The following sections are monuments and point of interests regarding the Allied invasion to the German-occupied northwestern Europe. This invasion began here, in Normandy, on June 6, 1944, better known as D-day. There are many remains from the battles, lots of memorials, cemeteries and museums spread all over the region. I mention here the most important and recommended of these sites, each of which will reveal another piece of the remarkable story
7. Omaha Beach and the American Cemetery – Omaha Beach was one of five landing points of the Allied invasion, in June 6, 1944, also known as D-Day. On the beach itself you’ll find memorials that commemorate the event and location, and honor the memory of the fallen. The memorials are near the village of Saint-Laurent-sur-Mer. A short walk from the beach is the American Cemetery. 9,387 soldiers that died in Normandy were buried close to where they have fallen. This huge cemetery will leave you heartbroken and speechless
8. Arromanches and the D-day Museum – Arromanches-les-Bains is located on the coast, not far from Omaha Beach. Arromanches had a major significant during the Allied invasion, as it was here that the artificial port Mulberry harbor was installed. The artificial port was installed quickly off the shore itself where the water is still deep, to allow big vessels to disembark vehicles and equipment – without waiting for the existing deep water ports in Le Havre or Cherbourg to be conquered. The artificial port allowed the disembarkation of 9,000 tons of material per day, and by June 12, just 6 days after the invasion began, more than 300,000 men, 54,000 vehicles, 104,000 tons of supplies had been landed through the port. During the entire 100 days of operation of the port, 2.5 million men, 500,000 vehicles, and 4 million tons of material were landed. Today you can still see parts of Mulberry harbor peeking out of the water in front of Arromanches.
The town of Arromanches is also home to the recommended D-day Museum that is devoted to the story of Mulberry Harbor as well as D-day in general. Click here for the official site

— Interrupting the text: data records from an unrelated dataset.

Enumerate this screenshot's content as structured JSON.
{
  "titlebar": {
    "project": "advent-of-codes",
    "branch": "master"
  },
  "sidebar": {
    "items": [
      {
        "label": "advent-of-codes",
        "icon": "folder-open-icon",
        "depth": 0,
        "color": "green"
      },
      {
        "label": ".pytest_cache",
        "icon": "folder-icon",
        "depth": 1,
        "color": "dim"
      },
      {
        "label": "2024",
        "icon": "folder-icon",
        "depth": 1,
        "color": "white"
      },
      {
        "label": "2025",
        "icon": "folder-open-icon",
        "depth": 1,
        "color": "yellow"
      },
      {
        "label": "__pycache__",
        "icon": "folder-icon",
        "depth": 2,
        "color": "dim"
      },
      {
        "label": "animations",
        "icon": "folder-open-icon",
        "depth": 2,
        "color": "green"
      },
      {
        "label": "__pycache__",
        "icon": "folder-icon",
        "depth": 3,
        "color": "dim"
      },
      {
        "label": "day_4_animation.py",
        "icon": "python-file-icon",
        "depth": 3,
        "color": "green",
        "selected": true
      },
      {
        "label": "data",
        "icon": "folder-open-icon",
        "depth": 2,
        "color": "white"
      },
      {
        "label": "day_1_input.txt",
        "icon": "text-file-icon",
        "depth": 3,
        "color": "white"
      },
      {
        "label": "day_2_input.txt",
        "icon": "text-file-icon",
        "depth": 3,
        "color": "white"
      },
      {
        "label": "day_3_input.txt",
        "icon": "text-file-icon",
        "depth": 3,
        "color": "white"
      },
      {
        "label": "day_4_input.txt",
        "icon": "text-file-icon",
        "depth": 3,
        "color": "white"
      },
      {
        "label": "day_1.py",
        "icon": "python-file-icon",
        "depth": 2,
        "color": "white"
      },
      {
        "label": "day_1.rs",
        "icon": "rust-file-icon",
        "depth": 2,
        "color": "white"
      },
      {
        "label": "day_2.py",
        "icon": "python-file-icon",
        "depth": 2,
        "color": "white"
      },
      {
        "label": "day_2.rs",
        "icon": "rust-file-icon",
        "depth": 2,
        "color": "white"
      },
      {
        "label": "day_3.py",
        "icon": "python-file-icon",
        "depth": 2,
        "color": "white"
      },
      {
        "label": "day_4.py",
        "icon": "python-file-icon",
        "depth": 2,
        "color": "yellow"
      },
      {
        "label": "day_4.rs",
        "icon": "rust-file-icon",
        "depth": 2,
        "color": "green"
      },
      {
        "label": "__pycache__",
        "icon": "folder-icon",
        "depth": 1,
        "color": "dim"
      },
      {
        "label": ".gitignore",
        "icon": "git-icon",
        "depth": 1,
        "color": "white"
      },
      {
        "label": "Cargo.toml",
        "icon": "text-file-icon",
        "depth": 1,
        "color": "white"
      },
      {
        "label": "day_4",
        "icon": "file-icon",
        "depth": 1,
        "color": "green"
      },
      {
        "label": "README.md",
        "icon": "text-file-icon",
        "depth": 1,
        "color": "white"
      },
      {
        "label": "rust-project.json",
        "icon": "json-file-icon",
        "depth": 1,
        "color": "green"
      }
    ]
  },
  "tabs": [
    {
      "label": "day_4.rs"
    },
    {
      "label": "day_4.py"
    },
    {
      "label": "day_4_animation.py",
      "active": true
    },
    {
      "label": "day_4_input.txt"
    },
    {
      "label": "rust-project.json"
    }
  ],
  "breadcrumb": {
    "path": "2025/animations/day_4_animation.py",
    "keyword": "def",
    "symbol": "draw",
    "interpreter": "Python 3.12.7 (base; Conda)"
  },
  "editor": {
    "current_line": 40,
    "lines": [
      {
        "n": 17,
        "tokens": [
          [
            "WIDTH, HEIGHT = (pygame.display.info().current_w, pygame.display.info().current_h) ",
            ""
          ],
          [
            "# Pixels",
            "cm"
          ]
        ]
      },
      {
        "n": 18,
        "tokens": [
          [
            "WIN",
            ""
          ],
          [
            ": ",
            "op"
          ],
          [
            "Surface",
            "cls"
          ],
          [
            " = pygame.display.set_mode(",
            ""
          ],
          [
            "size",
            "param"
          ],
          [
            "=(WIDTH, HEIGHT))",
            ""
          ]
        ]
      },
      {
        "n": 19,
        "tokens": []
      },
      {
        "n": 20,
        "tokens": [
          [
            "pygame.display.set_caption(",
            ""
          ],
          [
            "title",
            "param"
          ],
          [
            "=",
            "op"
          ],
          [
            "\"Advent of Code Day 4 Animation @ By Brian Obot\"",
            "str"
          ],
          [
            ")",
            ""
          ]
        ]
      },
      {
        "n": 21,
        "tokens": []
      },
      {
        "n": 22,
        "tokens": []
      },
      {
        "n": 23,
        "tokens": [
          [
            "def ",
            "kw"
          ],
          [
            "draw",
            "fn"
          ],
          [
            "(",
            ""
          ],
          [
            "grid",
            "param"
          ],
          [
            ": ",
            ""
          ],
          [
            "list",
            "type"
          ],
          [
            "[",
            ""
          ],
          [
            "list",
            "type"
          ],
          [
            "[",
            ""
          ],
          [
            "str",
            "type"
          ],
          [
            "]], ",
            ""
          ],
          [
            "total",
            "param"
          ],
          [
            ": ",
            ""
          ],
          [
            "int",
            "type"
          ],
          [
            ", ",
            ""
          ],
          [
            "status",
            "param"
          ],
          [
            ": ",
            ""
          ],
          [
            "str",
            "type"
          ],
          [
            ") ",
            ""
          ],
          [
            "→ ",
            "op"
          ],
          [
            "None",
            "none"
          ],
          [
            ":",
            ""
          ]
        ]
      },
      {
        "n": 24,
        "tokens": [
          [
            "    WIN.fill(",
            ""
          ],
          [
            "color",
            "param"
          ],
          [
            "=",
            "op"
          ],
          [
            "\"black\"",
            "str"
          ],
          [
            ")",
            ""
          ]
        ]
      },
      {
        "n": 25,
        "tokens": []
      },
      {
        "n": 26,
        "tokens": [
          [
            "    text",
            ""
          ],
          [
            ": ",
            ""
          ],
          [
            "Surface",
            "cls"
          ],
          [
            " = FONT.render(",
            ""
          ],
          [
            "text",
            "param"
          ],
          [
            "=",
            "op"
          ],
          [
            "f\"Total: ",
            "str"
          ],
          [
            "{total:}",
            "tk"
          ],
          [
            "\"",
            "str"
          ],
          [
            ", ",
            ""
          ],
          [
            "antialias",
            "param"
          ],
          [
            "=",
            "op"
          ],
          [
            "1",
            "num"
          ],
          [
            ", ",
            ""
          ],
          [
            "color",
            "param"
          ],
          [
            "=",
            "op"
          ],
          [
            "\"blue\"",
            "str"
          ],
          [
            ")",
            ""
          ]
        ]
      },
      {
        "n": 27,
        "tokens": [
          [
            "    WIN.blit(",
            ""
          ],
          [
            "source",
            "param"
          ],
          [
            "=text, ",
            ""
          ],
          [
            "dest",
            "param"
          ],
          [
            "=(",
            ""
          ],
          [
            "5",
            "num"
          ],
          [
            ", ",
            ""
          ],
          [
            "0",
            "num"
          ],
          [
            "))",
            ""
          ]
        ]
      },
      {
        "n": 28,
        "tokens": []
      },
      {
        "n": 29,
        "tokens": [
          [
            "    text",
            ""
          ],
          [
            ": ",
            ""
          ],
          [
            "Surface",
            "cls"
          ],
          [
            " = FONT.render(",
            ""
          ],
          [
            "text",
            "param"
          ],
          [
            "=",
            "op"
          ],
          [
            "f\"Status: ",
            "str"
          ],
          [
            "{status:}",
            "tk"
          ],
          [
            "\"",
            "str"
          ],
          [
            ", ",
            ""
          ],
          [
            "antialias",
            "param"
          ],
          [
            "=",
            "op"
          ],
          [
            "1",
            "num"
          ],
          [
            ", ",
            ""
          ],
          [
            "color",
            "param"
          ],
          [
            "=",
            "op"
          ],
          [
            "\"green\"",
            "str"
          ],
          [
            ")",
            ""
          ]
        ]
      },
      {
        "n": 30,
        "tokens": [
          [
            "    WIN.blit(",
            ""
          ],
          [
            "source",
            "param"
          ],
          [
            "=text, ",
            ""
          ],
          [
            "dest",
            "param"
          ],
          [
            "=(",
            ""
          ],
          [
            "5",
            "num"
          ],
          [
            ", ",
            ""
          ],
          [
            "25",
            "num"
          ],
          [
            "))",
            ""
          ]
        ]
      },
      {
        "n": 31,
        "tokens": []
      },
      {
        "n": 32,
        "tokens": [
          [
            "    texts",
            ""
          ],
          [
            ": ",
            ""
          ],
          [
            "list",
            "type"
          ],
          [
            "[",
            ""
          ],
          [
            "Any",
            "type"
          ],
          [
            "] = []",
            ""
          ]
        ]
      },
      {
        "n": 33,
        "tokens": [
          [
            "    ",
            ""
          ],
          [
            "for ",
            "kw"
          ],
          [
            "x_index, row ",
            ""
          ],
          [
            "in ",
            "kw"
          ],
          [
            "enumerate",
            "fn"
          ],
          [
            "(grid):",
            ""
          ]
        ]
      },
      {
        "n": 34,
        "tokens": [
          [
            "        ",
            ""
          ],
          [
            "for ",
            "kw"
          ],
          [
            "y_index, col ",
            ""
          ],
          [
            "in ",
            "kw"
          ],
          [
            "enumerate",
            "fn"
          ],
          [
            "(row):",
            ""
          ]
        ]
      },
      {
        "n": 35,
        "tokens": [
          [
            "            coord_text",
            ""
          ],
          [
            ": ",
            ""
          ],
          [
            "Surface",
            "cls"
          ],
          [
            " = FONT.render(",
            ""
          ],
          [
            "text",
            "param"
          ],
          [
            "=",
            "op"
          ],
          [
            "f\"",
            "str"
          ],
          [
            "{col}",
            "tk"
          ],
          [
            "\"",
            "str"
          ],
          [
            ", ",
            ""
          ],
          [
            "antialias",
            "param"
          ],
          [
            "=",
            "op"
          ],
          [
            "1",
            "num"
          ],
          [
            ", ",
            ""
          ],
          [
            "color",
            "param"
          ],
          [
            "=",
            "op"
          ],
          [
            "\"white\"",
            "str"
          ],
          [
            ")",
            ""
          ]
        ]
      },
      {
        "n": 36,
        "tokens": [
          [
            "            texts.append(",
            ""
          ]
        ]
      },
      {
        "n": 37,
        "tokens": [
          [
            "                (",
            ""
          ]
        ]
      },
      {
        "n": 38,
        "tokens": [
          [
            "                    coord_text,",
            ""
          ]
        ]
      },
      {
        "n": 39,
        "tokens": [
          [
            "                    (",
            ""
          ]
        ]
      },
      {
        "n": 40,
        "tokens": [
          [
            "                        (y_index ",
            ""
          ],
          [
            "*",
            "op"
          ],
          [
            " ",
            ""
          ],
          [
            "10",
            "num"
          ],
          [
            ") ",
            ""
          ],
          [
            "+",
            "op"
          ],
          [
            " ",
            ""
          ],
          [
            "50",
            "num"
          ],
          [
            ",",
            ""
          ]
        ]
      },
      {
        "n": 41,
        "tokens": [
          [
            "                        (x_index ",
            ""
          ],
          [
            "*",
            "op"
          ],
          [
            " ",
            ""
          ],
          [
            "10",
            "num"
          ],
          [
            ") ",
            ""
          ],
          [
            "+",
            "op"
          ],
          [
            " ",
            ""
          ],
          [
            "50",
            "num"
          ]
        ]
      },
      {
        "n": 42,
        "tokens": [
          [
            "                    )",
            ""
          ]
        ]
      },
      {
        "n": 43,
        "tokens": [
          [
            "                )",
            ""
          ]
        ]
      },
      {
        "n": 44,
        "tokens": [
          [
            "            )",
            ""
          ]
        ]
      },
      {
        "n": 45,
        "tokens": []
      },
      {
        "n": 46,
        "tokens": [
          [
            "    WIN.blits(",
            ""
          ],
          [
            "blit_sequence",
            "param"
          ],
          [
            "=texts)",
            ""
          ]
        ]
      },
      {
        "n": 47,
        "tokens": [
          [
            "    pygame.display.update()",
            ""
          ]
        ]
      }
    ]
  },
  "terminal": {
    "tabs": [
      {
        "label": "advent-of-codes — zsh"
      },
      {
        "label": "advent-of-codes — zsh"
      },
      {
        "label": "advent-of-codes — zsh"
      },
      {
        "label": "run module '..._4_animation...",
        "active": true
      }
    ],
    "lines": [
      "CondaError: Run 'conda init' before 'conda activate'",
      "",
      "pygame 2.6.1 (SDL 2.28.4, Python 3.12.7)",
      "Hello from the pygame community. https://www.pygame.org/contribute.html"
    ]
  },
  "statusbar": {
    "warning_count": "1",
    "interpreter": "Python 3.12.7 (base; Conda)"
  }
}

9. German Longues-sur-Mer Battery – Longues-sur-Mer is a small village on the coast. The German army built an artillery battery here as part of the Germany’s Atlantic Wall coastal fortifications. The night before D-day, this battery was targeted by aerial strikes of around 1,500 tons of bombs, but most of them missed. The next day the battery exchanged fire with US and British battleships, which succeeded to disable most of the German artillery. And the following day 184 German soldiers surrendered to the British 231st Brigade. The battery still stands today near Longues-sur-Mer, and visitors can visit inside the bunkers, walking down the concrete stairs to small rooms where German soldiers once stood, seeing the beaches in front of them through small narrow openings and behind big artillery guns
10. Pegasus Bridge and Memorial – The Pegasus Bridge is a movable bridge built over the Caen Canal in 1934, under the name Bénouville Bridge. Taking over this bridge was an objective of the British 6th Airborne Division during D-Day. A unit of Glider infantry successfully carried-out this mission, which helped limiting the German counter-attack effectiveness in the following days and weeks. The bridge was renamed Pegasus Bridge in honor of the British airborne forces, which a flying Pegasus was their unit symbol. A small memorial stands next to the bridge, commemorate these events and the soldiers